Which lines hold the word "woman"? Copy each of them from the material.

> Information:
====

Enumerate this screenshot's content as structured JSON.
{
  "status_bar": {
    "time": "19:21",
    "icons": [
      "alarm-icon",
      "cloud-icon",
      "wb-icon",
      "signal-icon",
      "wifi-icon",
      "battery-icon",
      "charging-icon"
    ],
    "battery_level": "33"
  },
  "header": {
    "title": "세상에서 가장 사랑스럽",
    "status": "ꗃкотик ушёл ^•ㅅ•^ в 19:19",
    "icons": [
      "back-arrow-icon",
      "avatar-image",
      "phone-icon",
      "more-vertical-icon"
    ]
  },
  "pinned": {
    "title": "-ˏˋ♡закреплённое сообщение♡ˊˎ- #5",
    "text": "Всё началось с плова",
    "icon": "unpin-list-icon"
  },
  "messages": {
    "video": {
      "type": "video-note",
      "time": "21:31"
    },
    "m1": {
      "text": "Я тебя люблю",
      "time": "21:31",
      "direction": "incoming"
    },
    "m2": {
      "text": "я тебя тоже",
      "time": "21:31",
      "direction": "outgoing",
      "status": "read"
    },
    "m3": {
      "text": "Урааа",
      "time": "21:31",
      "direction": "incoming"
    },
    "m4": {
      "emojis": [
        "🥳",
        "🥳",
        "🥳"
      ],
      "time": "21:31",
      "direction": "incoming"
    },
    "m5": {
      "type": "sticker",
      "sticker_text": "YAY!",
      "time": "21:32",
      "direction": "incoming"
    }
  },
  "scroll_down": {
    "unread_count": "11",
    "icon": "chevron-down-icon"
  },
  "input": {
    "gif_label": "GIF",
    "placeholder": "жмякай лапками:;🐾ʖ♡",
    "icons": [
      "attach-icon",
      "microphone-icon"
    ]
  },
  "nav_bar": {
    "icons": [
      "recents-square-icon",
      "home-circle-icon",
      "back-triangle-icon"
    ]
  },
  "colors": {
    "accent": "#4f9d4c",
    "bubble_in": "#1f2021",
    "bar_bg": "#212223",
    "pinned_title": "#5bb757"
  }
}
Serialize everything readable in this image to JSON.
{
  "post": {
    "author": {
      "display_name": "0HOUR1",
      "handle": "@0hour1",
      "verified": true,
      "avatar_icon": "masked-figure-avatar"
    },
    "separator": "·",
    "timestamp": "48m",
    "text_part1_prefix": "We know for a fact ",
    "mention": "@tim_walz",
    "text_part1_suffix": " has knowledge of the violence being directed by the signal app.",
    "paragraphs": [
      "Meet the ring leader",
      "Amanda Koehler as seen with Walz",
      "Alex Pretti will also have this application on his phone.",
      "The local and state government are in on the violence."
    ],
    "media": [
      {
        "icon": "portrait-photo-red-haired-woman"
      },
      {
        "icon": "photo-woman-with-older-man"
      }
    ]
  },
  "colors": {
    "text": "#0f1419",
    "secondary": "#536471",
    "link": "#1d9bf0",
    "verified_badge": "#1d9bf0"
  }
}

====

> Exercise answer:
        "icon": "portrait-photo-red-haired-woman"
        "icon": "photo-woman-with-older-man"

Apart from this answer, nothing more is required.